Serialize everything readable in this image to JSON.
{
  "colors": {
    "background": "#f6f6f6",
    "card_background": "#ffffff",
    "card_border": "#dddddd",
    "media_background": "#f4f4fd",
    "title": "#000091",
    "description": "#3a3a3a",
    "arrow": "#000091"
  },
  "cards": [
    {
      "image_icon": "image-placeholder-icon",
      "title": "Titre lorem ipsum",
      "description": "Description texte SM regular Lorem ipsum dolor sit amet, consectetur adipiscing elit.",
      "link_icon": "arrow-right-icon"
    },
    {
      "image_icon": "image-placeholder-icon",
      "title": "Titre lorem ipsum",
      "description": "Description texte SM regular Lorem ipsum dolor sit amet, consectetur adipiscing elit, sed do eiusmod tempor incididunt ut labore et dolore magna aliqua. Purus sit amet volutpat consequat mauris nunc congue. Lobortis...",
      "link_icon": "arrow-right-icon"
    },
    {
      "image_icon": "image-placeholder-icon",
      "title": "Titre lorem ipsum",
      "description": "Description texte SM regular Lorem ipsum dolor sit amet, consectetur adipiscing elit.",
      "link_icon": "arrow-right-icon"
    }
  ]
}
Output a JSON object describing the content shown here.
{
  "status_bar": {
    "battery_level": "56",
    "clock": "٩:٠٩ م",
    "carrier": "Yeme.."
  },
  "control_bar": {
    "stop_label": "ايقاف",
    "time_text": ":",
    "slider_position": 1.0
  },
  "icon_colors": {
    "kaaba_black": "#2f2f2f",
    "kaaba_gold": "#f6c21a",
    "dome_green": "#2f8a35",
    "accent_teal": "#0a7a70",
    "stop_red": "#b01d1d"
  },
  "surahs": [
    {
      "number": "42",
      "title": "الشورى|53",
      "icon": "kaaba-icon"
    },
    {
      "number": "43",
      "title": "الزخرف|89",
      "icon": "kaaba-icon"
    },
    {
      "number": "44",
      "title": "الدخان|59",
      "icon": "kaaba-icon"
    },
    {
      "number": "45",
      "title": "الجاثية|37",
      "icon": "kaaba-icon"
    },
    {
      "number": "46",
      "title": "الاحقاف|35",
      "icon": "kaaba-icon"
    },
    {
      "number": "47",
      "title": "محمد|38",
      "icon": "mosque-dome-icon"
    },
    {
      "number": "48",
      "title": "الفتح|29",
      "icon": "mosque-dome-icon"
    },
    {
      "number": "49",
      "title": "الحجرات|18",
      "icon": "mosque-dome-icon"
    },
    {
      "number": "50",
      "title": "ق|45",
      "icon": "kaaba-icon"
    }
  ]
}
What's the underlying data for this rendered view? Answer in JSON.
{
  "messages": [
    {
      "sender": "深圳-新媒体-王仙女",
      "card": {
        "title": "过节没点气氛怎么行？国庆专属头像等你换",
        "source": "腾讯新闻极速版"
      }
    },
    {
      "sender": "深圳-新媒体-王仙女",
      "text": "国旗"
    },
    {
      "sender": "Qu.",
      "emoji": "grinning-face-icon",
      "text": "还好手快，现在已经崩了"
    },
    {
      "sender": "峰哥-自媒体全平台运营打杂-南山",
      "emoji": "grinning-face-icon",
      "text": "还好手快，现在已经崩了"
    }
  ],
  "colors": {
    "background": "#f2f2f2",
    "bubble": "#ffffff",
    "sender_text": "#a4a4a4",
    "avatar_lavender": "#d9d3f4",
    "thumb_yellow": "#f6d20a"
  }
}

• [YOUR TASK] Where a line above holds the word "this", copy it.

• [EXERCISE ANSWER]
Serialize everything readable in this image to JSON.
What's the underlying data for this rendered view? Answer in JSON.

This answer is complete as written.